Last year, 219 thousand working days were lost in the Netherlands, the highest number since 2002. More than half were lost due to strikes in the cleaning services sector, but the number of strike days was also high in the sector education.
Number of strike days varies considerably from one year to the next
Each year, workers go on strike to force employers to meet their demands. In the period 2002-2012, the number of strike days varied between 245 thousand in 2002 and 5 thousand in 2009. With 219 thousand strike days, the number of working days lost in 2012 was relatively high.
Working days lost due to strikes
Many strike days in sectors cleaning services and education
There were eighteen strikes in the Netherlands last year. The highest numbers of strike days were recorded in the sectors cleaning services and education.
Strike cleaning sector lasted fifteen weeks
In the cleaning industry, part of the sector leasing and other business services, 143 thousand working days were lost, i.e. more than half of the total number of strike days last year. The sector cleaning services went on strike because of a collective bargaining deadlock. The strike lasted 15 weeks and resulted in a new collective wage agreement.
Education accounts for quarter of strike days
The sector education was also strike-ridden. These strikes were a reaction against government plans to keep the number of lessons in the first two years of secondary education at 1,040 hours and cutbacks in special education. As a result, 53 thousand working days were lost in the education sector, nearly one quarter of all strike days in 2012. In the sector manufacturing industry, 18 thousand working days were lost due to strikes.

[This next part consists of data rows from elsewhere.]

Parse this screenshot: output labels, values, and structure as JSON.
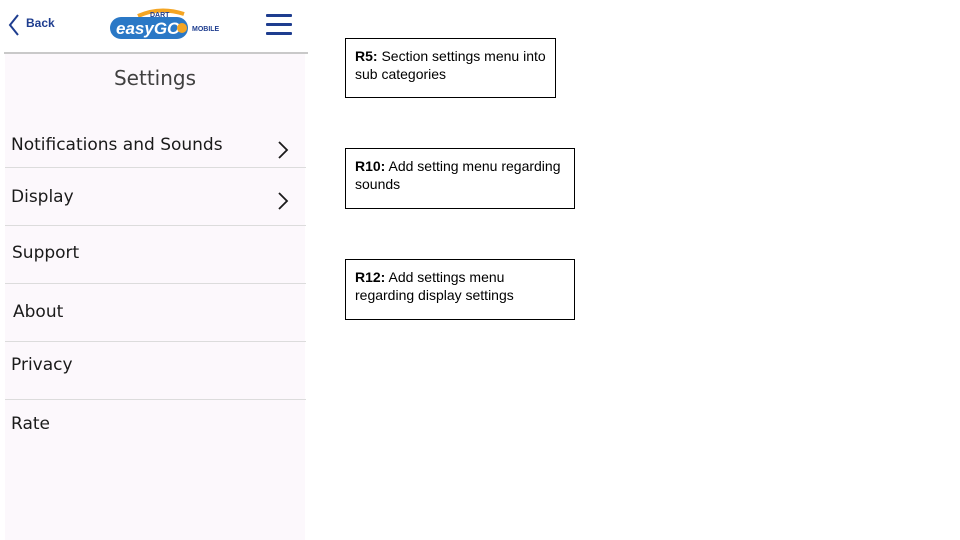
{
  "header": {
    "back_label": "Back",
    "logo": {
      "top_text": "DART",
      "brand_text": "easyGO",
      "suffix": "MOBILE"
    },
    "menu_icon": "hamburger-menu-icon"
  },
  "page": {
    "title": "Settings"
  },
  "settings_items": [
    {
      "label": "Notifications and Sounds",
      "has_chevron": true
    },
    {
      "label": "Display",
      "has_chevron": true
    },
    {
      "label": "Support",
      "has_chevron": false
    },
    {
      "label": "About",
      "has_chevron": false
    },
    {
      "label": "Privacy",
      "has_chevron": false
    },
    {
      "label": "Rate",
      "has_chevron": false
    }
  ],
  "annotations": [
    {
      "id": "R5:",
      "text": "Section settings menu into sub categories"
    },
    {
      "id": "R10:",
      "text": "Add setting menu regarding sounds"
    },
    {
      "id": "R12:",
      "text": "Add settings menu regarding display settings"
    }
  ],
  "colors": {
    "brand_blue": "#1e3d8f",
    "logo_blue": "#2a78c6",
    "logo_orange": "#f4a523",
    "content_bg": "#fcf8fc"
  }
}
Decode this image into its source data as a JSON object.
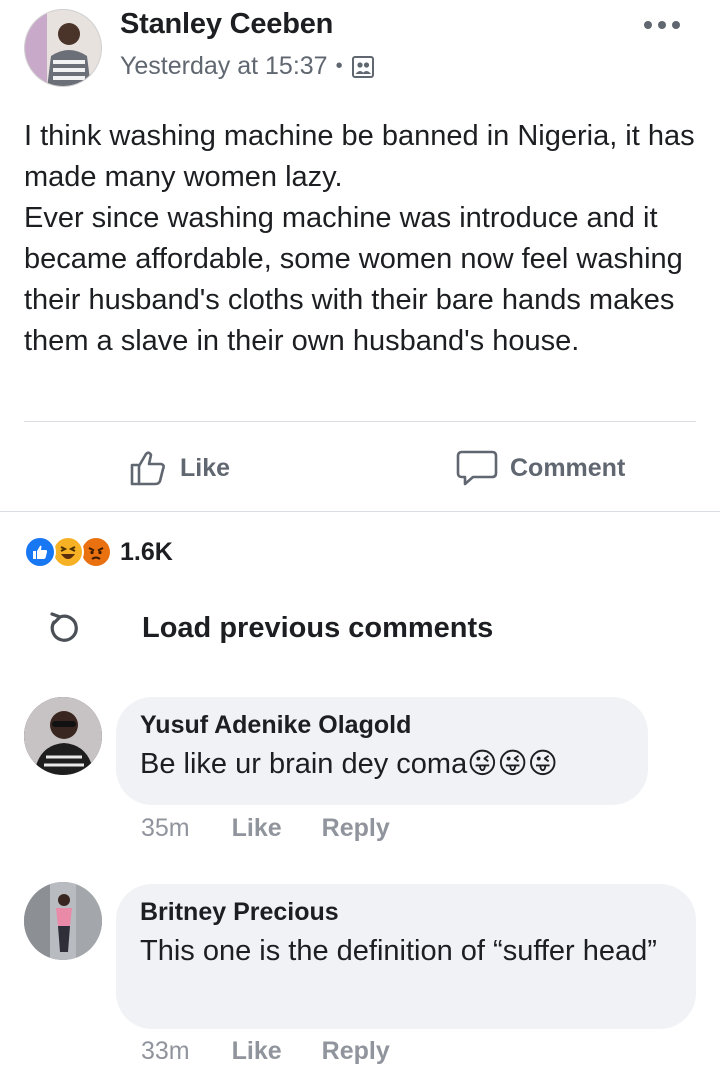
{
  "post": {
    "author": "Stanley Ceeben",
    "timestamp": "Yesterday at 15:37",
    "separator": "•",
    "audience_icon": "friends-of-friends-icon",
    "text_lines": [
      "I think washing machine be banned in Nigeria, it has made many women lazy.",
      "Ever since washing machine was introduce and it became affordable, some women now feel washing their husband's cloths with their bare hands makes them a slave in their own husband's house."
    ]
  },
  "actions": {
    "like_label": "Like",
    "comment_label": "Comment"
  },
  "reactions": {
    "types": [
      "like",
      "haha",
      "angry"
    ],
    "count": "1.6K"
  },
  "load_previous": {
    "label": "Load previous comments"
  },
  "comments": [
    {
      "author": "Yusuf Adenike Olagold",
      "text": "Be like ur brain dey coma😜😜😜",
      "time": "35m",
      "like_label": "Like",
      "reply_label": "Reply"
    },
    {
      "author": "Britney Precious",
      "text": "This one is the definition of “suffer head”",
      "time": "33m",
      "like_label": "Like",
      "reply_label": "Reply"
    }
  ],
  "colors": {
    "text_primary": "#1c1e21",
    "text_secondary": "#606770",
    "text_muted": "#90949c",
    "like_blue": "#1877f2",
    "haha_yellow": "#f7b125",
    "angry_orange": "#e9710f",
    "bubble_bg": "#f0f2f5"
  }
}
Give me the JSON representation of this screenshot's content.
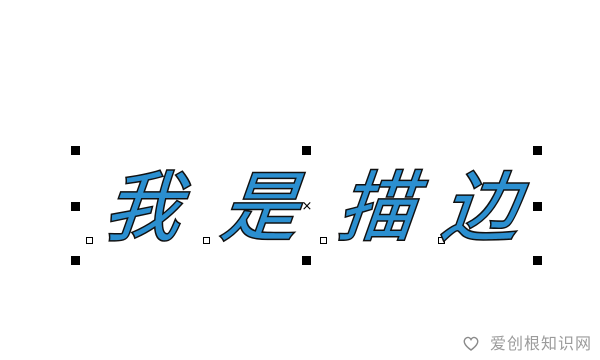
{
  "selection": {
    "text": [
      "我",
      "是",
      "描",
      "边"
    ],
    "fill_color": "#2b8fd0",
    "outline_color": "#111111",
    "handles": [
      "top-left",
      "top-middle",
      "top-right",
      "middle-left",
      "middle-right",
      "bottom-left",
      "bottom-middle",
      "bottom-right"
    ],
    "center_mark": "×"
  },
  "watermark": {
    "text": "爱创根知识网"
  }
}
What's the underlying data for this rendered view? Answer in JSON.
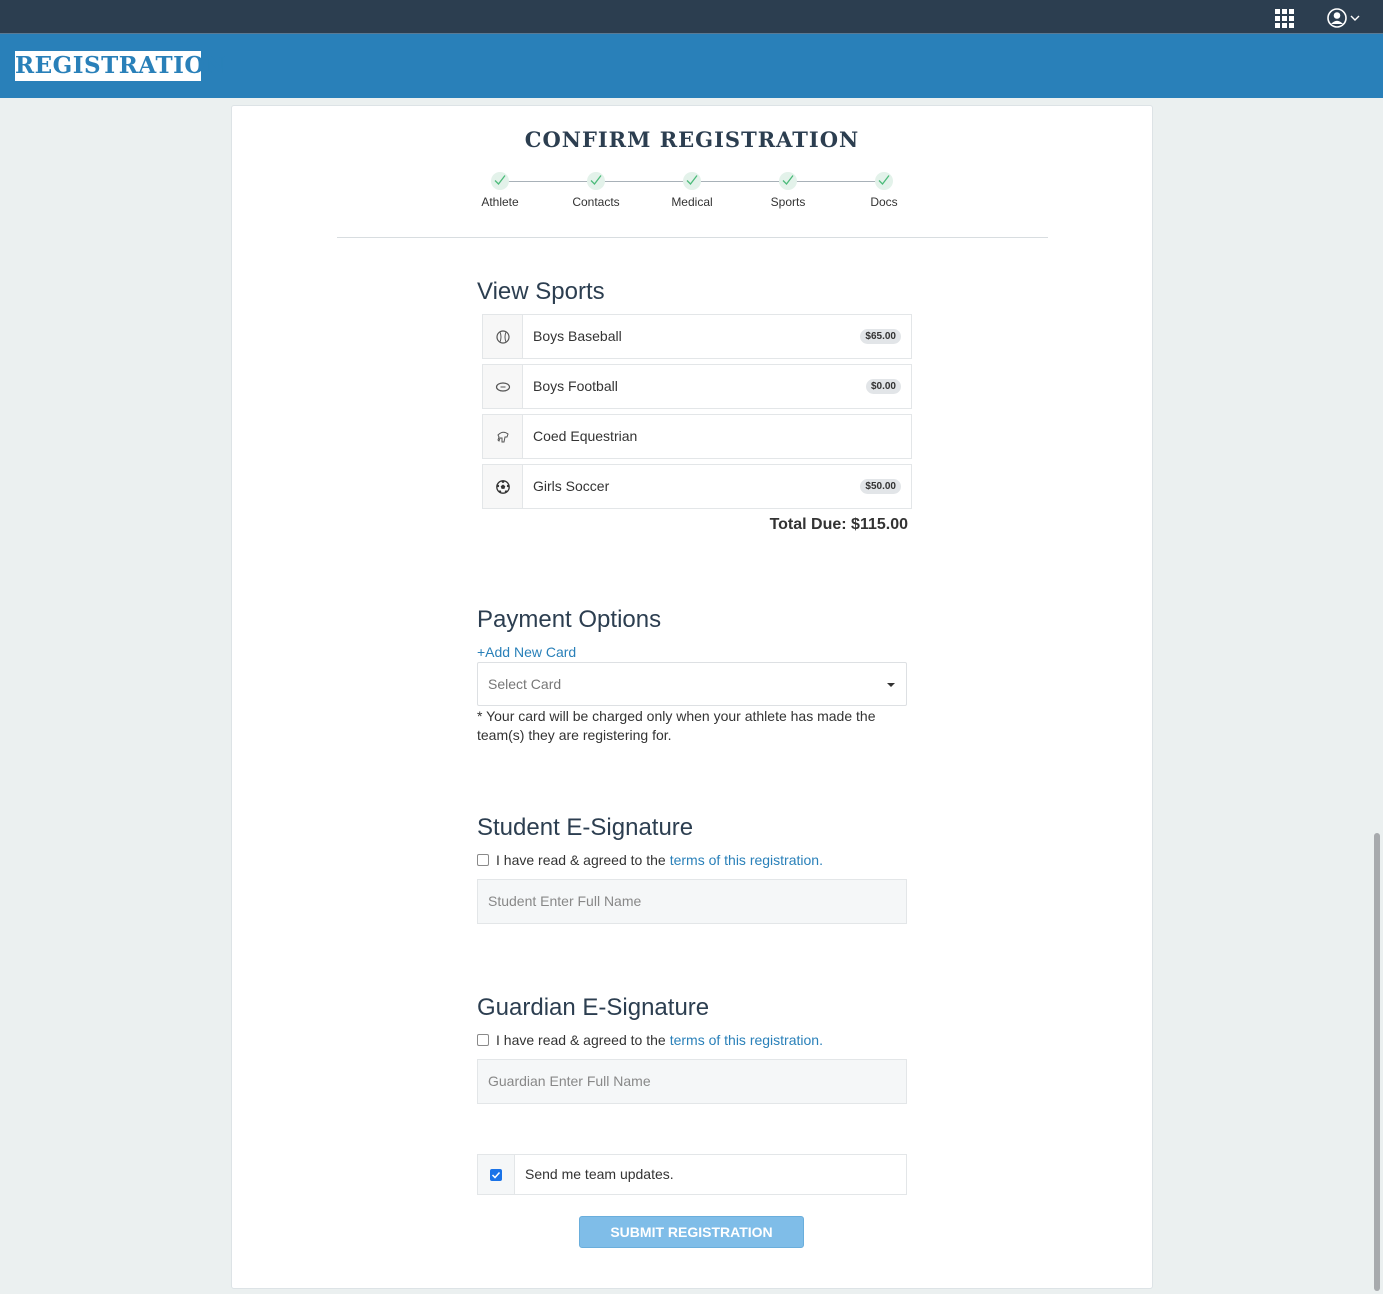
{
  "topbar": {
    "apps_icon": "grid-icon",
    "user_icon": "user-circle-icon"
  },
  "header": {
    "logo": "REGISTRATION"
  },
  "page": {
    "title": "CONFIRM REGISTRATION",
    "steps": [
      {
        "label": "Athlete",
        "complete": true
      },
      {
        "label": "Contacts",
        "complete": true
      },
      {
        "label": "Medical",
        "complete": true
      },
      {
        "label": "Sports",
        "complete": true
      },
      {
        "label": "Docs",
        "complete": true
      }
    ]
  },
  "sports": {
    "title": "View Sports",
    "items": [
      {
        "name": "Boys Baseball",
        "price": "$65.00",
        "icon": "baseball-icon"
      },
      {
        "name": "Boys Football",
        "price": "$0.00",
        "icon": "football-icon"
      },
      {
        "name": "Coed Equestrian",
        "price": "",
        "icon": "horse-icon"
      },
      {
        "name": "Girls Soccer",
        "price": "$50.00",
        "icon": "soccer-ball-icon"
      }
    ],
    "total": "Total Due: $115.00"
  },
  "payment": {
    "title": "Payment Options",
    "add_card": "+Add New Card",
    "select_placeholder": "Select Card",
    "note": "* Your card will be charged only when your athlete has made the team(s) they are registering for."
  },
  "student_signature": {
    "title": "Student E-Signature",
    "agree_text": "I have read & agreed to the",
    "terms_link": "terms of this registration.",
    "checked": false,
    "placeholder": "Student Enter Full Name"
  },
  "guardian_signature": {
    "title": "Guardian E-Signature",
    "agree_text": "I have read & agreed to the",
    "terms_link": "terms of this registration.",
    "checked": false,
    "placeholder": "Guardian Enter Full Name"
  },
  "updates": {
    "label": "Send me team updates.",
    "checked": true
  },
  "submit_label": "SUBMIT REGISTRATION"
}
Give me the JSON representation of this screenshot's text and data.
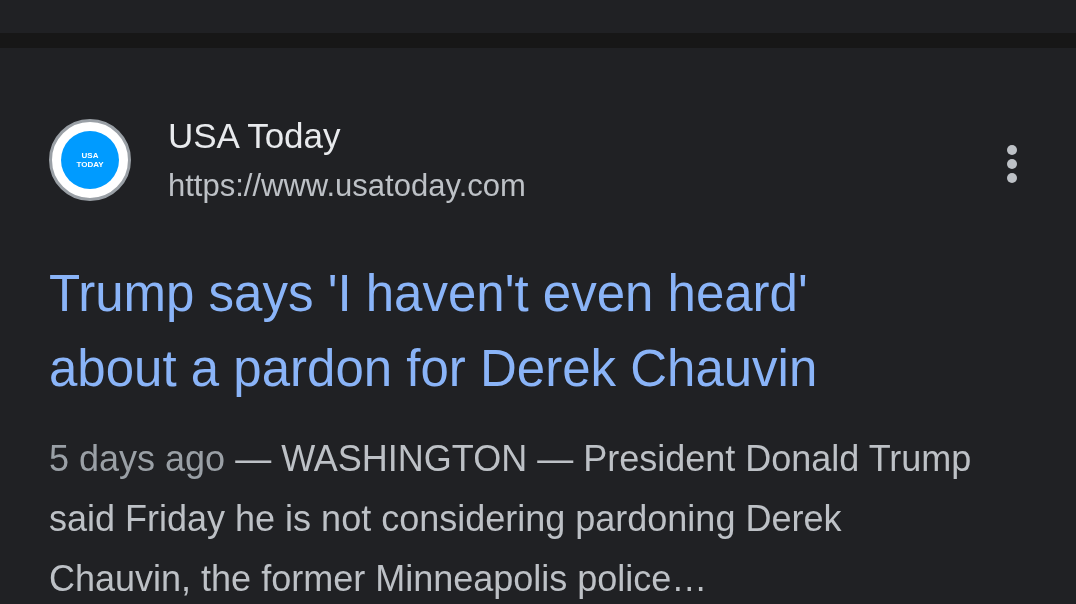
{
  "result": {
    "logo_text": [
      "USA",
      "TODAY"
    ],
    "source": "USA Today",
    "url": "https://www.usatoday.com",
    "title": "Trump says 'I haven't even heard' about a pardon for Derek Chauvin",
    "date": "5 days ago",
    "snippet": "— WASHINGTON — President Donald Trump said Friday he is not considering pardoning Derek Chauvin, the former Minneapolis police…"
  }
}
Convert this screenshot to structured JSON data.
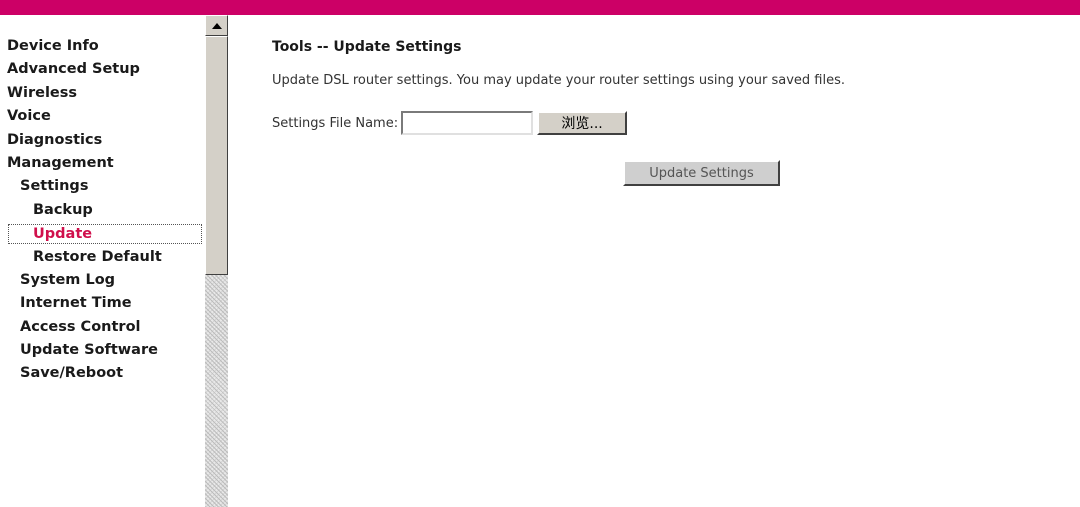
{
  "colors": {
    "top_bar": "#cc0066",
    "active_nav": "#d0104c"
  },
  "sidebar": {
    "items": [
      {
        "label": "Device Info",
        "level": 1
      },
      {
        "label": "Advanced Setup",
        "level": 1
      },
      {
        "label": "Wireless",
        "level": 1
      },
      {
        "label": "Voice",
        "level": 1
      },
      {
        "label": "Diagnostics",
        "level": 1
      },
      {
        "label": "Management",
        "level": 1
      },
      {
        "label": "Settings",
        "level": 2
      },
      {
        "label": "Backup",
        "level": 3
      },
      {
        "label": "Update",
        "level": 3,
        "active": true
      },
      {
        "label": "Restore Default",
        "level": 3
      },
      {
        "label": "System Log",
        "level": 2
      },
      {
        "label": "Internet Time",
        "level": 2
      },
      {
        "label": "Access Control",
        "level": 2
      },
      {
        "label": "Update Software",
        "level": 2
      },
      {
        "label": "Save/Reboot",
        "level": 2
      }
    ]
  },
  "main": {
    "title": "Tools -- Update Settings",
    "description": "Update DSL router settings. You may update your router settings using your saved files.",
    "file_label": "Settings File Name:",
    "file_value": "",
    "browse_label": "浏览...",
    "update_label": "Update Settings"
  }
}
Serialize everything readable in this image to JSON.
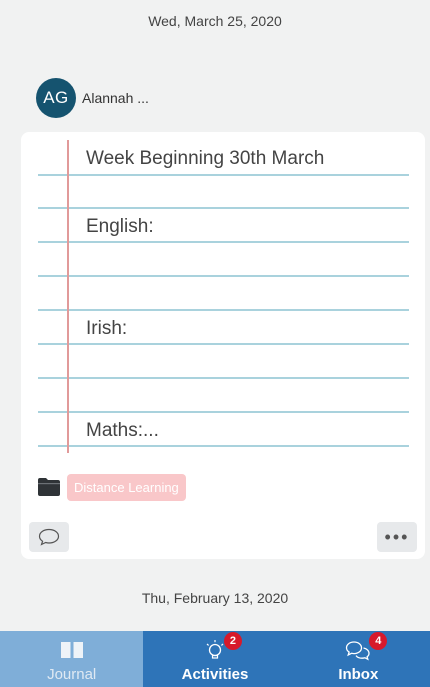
{
  "entries": [
    {
      "date": "Wed, March 25, 2020",
      "author": {
        "initials": "AG",
        "name": "Alannah ..."
      },
      "lines": [
        "Week Beginning 30th March",
        "English:",
        "Irish:",
        "Maths:..."
      ],
      "tag": "Distance Learning"
    }
  ],
  "next_entry_date": "Thu, February 13, 2020",
  "colors": {
    "avatar": "#15536f",
    "tag_bg": "#f9c7c9",
    "tab_active": "#7faed8",
    "tab_inactive": "#2e74b8",
    "badge": "#d7192b",
    "paper_rule": "#a9d2dd",
    "paper_margin": "#e19a9a"
  },
  "tabs": [
    {
      "label": "Journal",
      "icon": "book-icon",
      "active": true
    },
    {
      "label": "Activities",
      "icon": "lightbulb-icon",
      "badge": "2"
    },
    {
      "label": "Inbox",
      "icon": "chat-bubbles-icon",
      "badge": "4"
    }
  ]
}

Working days lost due to strikes by sector, 2012
Dick ter Steege and Rob Kuijpers